read more

Stuck in your car and it is sub zero out – what you need to know!

read more

Logan Paul isn’t the problem, he’s a symptom

read more

5 Essential Items for Surviving After School Sports Programs

read more

Stuck in your car and it is sub zero out – what you need to know!

When you read that it’s colder in MA than it is in Fairbanks, Alaska you start to think how you can possibly stay warm when you’re outside.  But even worse, what would happen if you’re stuck in a traffic jam on I-95 behind a jack-knifed tractor trailer and trapped in your car for an hour, or two or even three?  That’s exactly what happened to some people last year and it’s a distinct possibility of it happening this weekend when temps are near 0 degrees.

Here’s what you need to know to be prepared:

Stay with your car.  You might be tempted to walk and find help but unless there is a building that you know is occupied within your sight, don’t leave your car.  When help arrives it will add more time to your rescue if you’re not with your car.  If you don’t have flares to set, tie a bright piece of cloth on your car to alert anyone passing by.  Be sure to bundle up with extra layers, especially on your toes and fingers, and try to move around any way you can – clapping your hands, moving your legs, etc.

Pack supplies – If you live in a blizzard-prone area, always keep your car stocked with emergency items including flares, a shovel, extra blankets and socks, a pocket knife, a hand crank radio, an extra cell phone, a bottle or canteen to hold water, matches or a lighter and some candles (with a tin can to burn the candles in), dried snack including jerky, candy and peanut butter crackers and a First Aid kit.  If you have a baby, include extra formula and diapers.

Avoid CO poisoning – While you might want to keep the car running for heat, only do so about 10 minutes every hour to avoid running out of gas.  Make sure there is no snow blocking the tail pipe and keep one window open a crack to avoid carbon monoxide poisoning.  Be sure the window is opposite from the way the wind is blowing to avoid snow blowing into the car.

Stay hydrated and energized – When it’s cold you tend to drink less but you can’t risk getting dehydrated.  Don’t eat snow as your body will still have to work to melt it.  Rather pack some into the canteen or bottle you have in your supplies and slowly let it melt.  Eat candy and protein bars to keep your energy up.
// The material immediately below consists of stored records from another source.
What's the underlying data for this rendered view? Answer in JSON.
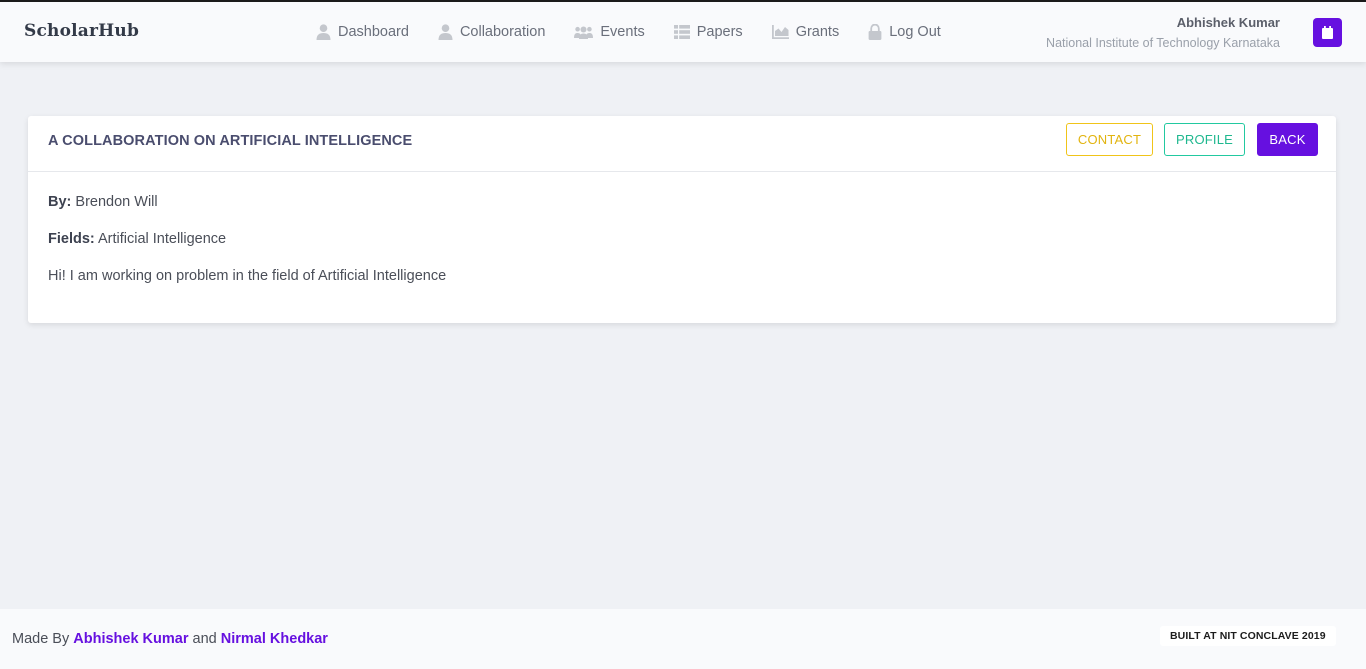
{
  "brand": "ScholarHub",
  "nav": [
    {
      "label": "Dashboard",
      "icon": "user-icon"
    },
    {
      "label": "Collaboration",
      "icon": "user-icon"
    },
    {
      "label": "Events",
      "icon": "users-icon"
    },
    {
      "label": "Papers",
      "icon": "list-icon"
    },
    {
      "label": "Grants",
      "icon": "chart-icon"
    },
    {
      "label": "Log Out",
      "icon": "lock-icon"
    }
  ],
  "user": {
    "name": "Abhishek Kumar",
    "institute": "National Institute of Technology Karnataka"
  },
  "card": {
    "title": "A COLLABORATION ON ARTIFICIAL INTELLIGENCE",
    "buttons": {
      "contact": "CONTACT",
      "profile": "PROFILE",
      "back": "BACK"
    },
    "by_label": "By:",
    "by_value": "Brendon Will",
    "fields_label": "Fields:",
    "fields_value": "Artificial Intelligence",
    "description": "Hi! I am working on problem in the field of Artificial Intelligence"
  },
  "footer": {
    "made_by": "Made By",
    "author1": "Abhishek Kumar",
    "and": "and",
    "author2": "Nirmal Khedkar",
    "badge": "BUILT AT NIT CONCLAVE 2019"
  },
  "colors": {
    "accent": "#6610e0",
    "contact": "#f0c419",
    "profile": "#22c9a0",
    "icon": "#c4c7cd"
  }
}
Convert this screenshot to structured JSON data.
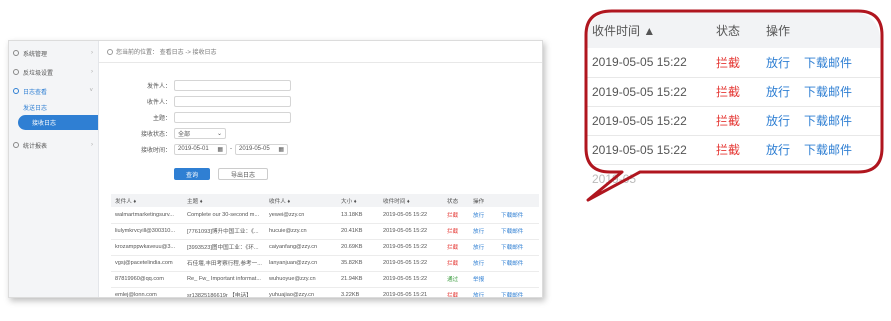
{
  "sidebar": {
    "items": [
      {
        "label": "系统管理",
        "arrow": "›"
      },
      {
        "label": "反垃圾设置",
        "arrow": "›"
      },
      {
        "label": "日志查看",
        "arrow": "˅"
      }
    ],
    "subitems": [
      {
        "label": "发送日志"
      },
      {
        "label": "接收日志"
      }
    ],
    "stats": {
      "label": "统计报表",
      "arrow": "›"
    }
  },
  "breadcrumb": {
    "text": "您当前的位置：  查看日志  ->   接收日志"
  },
  "form": {
    "sender_label": "发件人：",
    "recipient_label": "收件人：",
    "subject_label": "主题：",
    "status_label": "接收状态：",
    "status_value": "全部",
    "time_label": "接收时间：",
    "date_from": "2019-05-01",
    "date_to": "2019-05-05",
    "dash": "-",
    "query_button": "查询",
    "export_button": "导出日志"
  },
  "table": {
    "headers": [
      "发件人 ♦",
      "主题 ♦",
      "收件人 ♦",
      "大小 ♦",
      "收件时间 ♦",
      "状态",
      "操作",
      ""
    ],
    "rows": [
      {
        "sender": "walmartmarketingsurv...",
        "subject": "Complete our 30-second m...",
        "recipient": "yewei@zzy.cn",
        "size": "13.18KB",
        "time": "2019-05-05 15:22",
        "status": "拦截",
        "action1": "放行",
        "action2": "下载邮件"
      },
      {
        "sender": "liulymkrvcyill@300310...",
        "subject": "[7761093]博升中国工业：《...",
        "recipient": "hucuie@zzy.cn",
        "size": "20.41KB",
        "time": "2019-05-05 15:22",
        "status": "拦截",
        "action1": "放行",
        "action2": "下载邮件"
      },
      {
        "sender": "krozamppwkaveuu@3...",
        "subject": "[3993523]图中国工业：《环...",
        "recipient": "caiyanfang@zzy.cn",
        "size": "20.69KB",
        "time": "2019-05-05 15:22",
        "status": "拦截",
        "action1": "放行",
        "action2": "下载邮件"
      },
      {
        "sender": "vgsj@pacetelindia.com",
        "subject": "石佳堰,丰田考察行程,参考一...",
        "recipient": "lanyanjuan@zzy.cn",
        "size": "35.82KB",
        "time": "2019-05-05 15:22",
        "status": "拦截",
        "action1": "放行",
        "action2": "下载邮件"
      },
      {
        "sender": "87819960@qq.com",
        "subject": "Re_ Fw_ Important informat...",
        "recipient": "wuhuoyue@zzy.cn",
        "size": "21.94KB",
        "time": "2019-05-05 15:22",
        "status": "通过",
        "action1": "举报",
        "action2": ""
      },
      {
        "sender": "emlej@lonn.com",
        "subject": "sr13825186619r 【电话】",
        "recipient": "yuhuajiao@zzy.cn",
        "size": "3.22KB",
        "time": "2019-05-05 15:21",
        "status": "拦截",
        "action1": "放行",
        "action2": "下载邮件"
      }
    ]
  },
  "zoom": {
    "headers": [
      "收件时间 ▲",
      "状态",
      "操作",
      ""
    ],
    "rows": [
      {
        "time": "2019-05-05 15:22",
        "status": "拦截",
        "action1": "放行",
        "action2": "下载邮件"
      },
      {
        "time": "2019-05-05 15:22",
        "status": "拦截",
        "action1": "放行",
        "action2": "下载邮件"
      },
      {
        "time": "2019-05-05 15:22",
        "status": "拦截",
        "action1": "放行",
        "action2": "下载邮件"
      },
      {
        "time": "2019-05-05 15:22",
        "status": "拦截",
        "action1": "放行",
        "action2": "下载邮件"
      }
    ],
    "tail": "2019-05"
  },
  "colors": {
    "accent": "#2f7fd3",
    "blocked": "#e53935",
    "passed": "#43a047",
    "bubble": "#b0161f"
  }
}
Before ever heading out for a trip let a family member or friend know where you are going, the route you are taking and who’s going with you.  If you don’t arrive at your destination they can immediately give the information to emergency personnel who are searching for you.

 

Leave a Comment



  • Advertisement